* **REQUIRED ACTION**:
Below are some records; copy each line in them that contains "Vaihto".

* **MATERIAL FOR THE TASK**:

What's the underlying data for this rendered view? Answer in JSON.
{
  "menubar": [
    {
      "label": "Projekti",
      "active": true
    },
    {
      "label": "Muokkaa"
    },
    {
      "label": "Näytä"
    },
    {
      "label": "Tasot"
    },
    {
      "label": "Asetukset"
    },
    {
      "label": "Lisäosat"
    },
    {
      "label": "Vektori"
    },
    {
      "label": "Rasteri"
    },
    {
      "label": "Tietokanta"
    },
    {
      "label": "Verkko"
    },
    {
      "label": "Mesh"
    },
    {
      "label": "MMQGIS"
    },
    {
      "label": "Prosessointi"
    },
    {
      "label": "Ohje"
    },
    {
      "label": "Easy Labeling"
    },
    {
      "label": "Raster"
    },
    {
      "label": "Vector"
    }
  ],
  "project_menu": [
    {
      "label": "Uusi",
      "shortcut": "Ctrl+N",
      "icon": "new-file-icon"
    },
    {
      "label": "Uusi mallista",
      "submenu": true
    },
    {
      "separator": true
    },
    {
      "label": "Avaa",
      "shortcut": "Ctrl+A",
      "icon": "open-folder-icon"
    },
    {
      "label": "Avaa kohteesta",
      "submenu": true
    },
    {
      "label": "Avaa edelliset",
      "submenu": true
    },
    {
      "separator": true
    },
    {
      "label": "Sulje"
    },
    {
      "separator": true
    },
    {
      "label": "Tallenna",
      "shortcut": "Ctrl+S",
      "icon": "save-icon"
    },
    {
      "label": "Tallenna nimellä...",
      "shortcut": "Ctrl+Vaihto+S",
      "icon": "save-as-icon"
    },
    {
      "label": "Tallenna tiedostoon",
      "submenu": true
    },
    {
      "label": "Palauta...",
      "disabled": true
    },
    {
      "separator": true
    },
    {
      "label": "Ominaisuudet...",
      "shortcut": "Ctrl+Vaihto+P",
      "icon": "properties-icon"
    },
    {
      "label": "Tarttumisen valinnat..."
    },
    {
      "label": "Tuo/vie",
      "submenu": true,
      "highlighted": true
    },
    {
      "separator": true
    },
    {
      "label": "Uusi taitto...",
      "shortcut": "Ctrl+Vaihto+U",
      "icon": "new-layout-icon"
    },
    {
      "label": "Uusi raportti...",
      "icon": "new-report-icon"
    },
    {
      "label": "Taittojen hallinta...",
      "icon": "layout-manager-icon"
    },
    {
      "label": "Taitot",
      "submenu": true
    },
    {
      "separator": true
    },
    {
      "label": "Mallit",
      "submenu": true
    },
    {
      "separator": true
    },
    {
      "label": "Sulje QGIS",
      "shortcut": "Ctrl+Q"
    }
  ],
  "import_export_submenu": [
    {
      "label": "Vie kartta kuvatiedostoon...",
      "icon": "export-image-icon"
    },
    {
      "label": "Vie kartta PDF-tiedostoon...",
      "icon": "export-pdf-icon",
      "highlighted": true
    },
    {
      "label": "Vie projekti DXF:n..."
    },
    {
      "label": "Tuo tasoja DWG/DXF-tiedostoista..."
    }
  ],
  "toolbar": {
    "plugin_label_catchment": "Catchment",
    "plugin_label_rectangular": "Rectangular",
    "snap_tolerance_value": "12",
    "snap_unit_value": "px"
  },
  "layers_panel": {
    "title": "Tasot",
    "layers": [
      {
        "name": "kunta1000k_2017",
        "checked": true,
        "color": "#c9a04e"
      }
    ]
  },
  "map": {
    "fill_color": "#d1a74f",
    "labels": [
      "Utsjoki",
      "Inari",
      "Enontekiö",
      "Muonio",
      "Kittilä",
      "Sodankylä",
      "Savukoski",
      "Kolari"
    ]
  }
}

* **TASK RESPONSE**:
      "shortcut": "Ctrl+Vaihto+S",
      "shortcut": "Ctrl+Vaihto+P",
      "shortcut": "Ctrl+Vaihto+U",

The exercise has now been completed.